[Source data]

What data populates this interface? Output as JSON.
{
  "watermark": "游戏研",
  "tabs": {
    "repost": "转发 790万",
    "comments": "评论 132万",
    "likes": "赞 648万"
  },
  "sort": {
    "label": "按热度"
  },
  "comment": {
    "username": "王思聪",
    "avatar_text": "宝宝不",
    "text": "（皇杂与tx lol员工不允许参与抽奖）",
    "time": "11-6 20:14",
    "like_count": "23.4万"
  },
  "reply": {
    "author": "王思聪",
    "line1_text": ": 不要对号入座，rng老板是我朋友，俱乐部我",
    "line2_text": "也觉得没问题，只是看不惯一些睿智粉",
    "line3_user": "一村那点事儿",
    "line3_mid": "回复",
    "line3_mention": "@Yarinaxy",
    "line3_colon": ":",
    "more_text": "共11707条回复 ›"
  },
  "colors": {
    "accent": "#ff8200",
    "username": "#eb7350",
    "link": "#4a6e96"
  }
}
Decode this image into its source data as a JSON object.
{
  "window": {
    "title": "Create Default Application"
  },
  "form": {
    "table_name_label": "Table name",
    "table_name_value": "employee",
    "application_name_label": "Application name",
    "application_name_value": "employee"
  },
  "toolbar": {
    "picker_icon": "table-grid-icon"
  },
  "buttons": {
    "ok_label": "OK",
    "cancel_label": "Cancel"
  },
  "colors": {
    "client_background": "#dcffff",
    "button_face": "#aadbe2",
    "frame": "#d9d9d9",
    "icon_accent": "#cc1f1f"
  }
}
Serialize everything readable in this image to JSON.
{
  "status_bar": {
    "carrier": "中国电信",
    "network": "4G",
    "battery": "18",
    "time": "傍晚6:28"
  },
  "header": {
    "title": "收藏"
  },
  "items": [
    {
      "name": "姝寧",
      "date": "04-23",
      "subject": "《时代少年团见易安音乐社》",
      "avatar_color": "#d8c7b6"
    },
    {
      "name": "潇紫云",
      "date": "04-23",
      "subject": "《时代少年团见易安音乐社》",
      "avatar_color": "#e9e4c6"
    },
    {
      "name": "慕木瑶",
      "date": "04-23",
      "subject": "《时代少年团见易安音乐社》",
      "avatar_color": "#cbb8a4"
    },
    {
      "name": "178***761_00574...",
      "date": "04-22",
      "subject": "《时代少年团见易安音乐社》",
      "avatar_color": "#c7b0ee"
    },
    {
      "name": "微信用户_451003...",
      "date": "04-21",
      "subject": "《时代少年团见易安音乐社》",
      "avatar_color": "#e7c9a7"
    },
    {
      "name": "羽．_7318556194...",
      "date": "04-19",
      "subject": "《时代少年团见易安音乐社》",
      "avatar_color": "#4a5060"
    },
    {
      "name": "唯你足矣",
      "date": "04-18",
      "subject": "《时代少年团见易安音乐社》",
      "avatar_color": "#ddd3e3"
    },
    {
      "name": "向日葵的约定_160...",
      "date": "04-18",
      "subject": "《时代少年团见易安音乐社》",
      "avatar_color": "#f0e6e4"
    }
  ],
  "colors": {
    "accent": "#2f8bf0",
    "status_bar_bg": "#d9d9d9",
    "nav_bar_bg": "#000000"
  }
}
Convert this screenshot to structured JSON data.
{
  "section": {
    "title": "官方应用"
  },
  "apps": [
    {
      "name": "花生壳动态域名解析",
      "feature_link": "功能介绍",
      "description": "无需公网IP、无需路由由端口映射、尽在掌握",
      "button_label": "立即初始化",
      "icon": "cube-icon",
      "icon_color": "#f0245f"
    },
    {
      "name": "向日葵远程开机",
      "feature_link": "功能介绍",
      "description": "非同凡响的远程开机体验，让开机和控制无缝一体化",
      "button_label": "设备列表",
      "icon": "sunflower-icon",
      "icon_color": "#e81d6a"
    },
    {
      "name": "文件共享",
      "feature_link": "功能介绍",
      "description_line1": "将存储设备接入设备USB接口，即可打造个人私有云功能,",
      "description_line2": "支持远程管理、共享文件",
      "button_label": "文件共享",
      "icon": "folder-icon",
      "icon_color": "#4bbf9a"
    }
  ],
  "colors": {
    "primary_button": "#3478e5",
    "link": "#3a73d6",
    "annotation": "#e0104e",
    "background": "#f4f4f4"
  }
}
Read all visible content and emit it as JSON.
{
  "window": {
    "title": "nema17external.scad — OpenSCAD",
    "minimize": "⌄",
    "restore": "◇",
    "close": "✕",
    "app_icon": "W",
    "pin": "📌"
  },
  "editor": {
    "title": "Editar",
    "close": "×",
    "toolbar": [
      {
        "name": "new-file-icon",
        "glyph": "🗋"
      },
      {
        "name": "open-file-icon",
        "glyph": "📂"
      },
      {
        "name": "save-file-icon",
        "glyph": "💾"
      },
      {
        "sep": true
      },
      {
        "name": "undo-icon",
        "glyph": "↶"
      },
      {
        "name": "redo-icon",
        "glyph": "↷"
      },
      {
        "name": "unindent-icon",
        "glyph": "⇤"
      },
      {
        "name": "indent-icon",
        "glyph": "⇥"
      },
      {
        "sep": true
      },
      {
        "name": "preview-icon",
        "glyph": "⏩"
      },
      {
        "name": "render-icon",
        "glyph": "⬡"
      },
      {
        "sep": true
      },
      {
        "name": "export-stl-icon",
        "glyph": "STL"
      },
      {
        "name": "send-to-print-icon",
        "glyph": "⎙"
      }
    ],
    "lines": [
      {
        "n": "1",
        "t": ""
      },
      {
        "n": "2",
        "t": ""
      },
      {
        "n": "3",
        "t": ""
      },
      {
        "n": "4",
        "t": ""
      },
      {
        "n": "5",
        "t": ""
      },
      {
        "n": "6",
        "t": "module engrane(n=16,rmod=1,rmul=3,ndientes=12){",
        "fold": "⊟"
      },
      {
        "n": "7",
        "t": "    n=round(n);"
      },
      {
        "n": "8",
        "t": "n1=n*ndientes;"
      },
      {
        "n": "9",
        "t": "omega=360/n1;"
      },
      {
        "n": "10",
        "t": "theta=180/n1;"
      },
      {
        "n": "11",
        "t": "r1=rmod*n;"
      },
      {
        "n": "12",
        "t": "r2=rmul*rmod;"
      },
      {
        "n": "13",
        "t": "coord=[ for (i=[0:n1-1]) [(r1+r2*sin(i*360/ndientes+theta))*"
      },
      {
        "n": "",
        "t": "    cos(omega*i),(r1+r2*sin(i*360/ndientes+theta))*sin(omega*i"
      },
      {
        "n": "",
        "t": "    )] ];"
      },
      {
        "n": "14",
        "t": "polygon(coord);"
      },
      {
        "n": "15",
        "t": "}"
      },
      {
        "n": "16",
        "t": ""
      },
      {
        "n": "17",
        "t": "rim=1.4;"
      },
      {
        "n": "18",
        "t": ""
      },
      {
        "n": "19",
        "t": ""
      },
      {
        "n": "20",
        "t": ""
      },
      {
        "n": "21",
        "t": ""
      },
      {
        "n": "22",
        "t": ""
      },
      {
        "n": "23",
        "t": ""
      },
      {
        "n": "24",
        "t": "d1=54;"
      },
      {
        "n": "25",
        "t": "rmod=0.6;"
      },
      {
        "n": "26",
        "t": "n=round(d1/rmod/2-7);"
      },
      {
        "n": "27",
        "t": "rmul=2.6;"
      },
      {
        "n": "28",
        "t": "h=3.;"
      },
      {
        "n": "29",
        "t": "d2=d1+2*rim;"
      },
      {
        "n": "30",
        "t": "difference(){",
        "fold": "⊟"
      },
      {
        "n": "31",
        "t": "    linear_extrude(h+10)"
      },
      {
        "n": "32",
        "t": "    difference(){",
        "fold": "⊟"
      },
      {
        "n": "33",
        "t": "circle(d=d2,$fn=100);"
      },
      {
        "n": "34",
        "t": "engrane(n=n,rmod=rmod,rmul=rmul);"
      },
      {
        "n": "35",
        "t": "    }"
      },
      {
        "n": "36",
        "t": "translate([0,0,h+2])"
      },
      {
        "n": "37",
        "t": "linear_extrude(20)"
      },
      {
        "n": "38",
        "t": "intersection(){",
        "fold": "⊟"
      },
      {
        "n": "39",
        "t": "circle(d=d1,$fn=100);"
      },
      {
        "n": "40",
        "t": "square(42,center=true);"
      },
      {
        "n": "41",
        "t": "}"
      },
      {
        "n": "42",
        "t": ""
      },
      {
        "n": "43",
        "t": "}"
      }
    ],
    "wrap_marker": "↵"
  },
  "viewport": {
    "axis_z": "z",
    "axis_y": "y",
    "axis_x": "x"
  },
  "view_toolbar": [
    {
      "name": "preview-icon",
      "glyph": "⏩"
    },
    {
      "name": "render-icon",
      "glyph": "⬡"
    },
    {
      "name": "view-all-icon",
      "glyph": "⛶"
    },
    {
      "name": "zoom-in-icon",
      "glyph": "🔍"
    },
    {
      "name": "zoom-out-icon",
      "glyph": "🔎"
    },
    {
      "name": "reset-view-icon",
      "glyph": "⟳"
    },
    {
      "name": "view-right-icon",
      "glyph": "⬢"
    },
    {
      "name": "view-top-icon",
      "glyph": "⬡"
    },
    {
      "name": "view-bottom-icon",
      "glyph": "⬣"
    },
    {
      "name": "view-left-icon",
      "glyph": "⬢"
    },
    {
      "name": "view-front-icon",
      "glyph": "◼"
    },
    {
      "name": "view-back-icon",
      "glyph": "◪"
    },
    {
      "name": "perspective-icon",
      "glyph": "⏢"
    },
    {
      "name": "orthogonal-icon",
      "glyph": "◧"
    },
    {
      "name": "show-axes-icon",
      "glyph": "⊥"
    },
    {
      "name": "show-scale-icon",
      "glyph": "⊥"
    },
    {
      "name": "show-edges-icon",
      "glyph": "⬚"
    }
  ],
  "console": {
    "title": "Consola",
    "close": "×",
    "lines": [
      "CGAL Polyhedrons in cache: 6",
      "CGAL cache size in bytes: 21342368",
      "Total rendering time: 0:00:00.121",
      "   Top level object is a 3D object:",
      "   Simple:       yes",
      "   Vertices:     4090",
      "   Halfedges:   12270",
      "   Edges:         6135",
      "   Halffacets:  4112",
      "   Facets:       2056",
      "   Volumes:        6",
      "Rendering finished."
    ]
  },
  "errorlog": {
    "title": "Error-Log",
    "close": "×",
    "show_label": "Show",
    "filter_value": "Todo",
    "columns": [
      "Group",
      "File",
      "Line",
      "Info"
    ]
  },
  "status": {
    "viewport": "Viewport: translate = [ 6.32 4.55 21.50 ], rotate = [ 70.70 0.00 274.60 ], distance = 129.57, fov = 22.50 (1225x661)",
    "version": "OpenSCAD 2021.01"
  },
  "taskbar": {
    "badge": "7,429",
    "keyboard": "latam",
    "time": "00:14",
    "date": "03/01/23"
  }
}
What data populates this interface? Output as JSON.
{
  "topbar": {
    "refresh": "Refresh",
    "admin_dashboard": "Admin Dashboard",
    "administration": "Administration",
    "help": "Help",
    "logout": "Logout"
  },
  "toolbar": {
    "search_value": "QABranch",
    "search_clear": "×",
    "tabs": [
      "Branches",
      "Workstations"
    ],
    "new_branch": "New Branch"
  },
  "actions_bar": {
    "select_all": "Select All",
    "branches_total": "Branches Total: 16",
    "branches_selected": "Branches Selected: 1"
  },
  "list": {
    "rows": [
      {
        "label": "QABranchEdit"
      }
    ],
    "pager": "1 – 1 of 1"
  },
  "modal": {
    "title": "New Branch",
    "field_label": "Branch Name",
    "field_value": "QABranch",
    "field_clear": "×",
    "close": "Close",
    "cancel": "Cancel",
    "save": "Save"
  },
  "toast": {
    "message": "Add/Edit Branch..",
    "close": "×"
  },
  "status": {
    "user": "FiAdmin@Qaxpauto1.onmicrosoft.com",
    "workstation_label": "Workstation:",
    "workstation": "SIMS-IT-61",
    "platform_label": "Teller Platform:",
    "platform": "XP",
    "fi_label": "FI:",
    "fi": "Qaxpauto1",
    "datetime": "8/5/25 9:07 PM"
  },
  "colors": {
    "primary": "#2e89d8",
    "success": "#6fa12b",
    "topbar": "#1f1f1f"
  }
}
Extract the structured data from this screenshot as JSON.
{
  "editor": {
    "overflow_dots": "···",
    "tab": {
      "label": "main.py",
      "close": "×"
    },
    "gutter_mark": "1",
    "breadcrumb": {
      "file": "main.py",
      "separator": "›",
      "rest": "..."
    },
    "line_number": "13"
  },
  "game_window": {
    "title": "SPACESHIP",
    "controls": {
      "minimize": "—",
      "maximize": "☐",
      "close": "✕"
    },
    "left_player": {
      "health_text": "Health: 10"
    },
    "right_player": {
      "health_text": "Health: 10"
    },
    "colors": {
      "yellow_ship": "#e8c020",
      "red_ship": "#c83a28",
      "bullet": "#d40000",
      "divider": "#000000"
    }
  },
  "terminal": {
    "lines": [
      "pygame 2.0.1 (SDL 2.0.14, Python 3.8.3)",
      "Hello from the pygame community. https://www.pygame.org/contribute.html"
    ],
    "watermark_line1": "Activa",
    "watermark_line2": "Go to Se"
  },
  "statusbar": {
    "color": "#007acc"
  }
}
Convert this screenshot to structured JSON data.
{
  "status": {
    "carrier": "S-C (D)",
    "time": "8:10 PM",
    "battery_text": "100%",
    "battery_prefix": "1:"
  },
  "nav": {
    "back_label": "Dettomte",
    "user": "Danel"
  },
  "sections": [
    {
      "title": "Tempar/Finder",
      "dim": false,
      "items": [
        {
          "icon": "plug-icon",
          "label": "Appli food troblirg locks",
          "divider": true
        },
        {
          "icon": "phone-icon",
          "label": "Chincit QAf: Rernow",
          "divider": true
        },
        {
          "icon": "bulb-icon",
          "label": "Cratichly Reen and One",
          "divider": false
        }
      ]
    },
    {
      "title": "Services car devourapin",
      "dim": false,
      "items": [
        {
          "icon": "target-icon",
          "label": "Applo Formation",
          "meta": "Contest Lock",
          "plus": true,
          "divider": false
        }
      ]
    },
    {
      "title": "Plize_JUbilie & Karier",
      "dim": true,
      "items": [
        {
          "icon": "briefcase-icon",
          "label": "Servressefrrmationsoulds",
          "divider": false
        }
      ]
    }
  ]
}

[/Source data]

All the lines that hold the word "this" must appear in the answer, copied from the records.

■ Exercise output:
What data populates this interface? Output as JSON.
Decode this image into its source data as a JSON object.
Serialize everything readable in this image to JSON.
Convert this screenshot to structured JSON data.
What data populates this interface? Output as JSON.
Extract the structured data from this screenshot as JSON.
Convert this screenshot to structured JSON data.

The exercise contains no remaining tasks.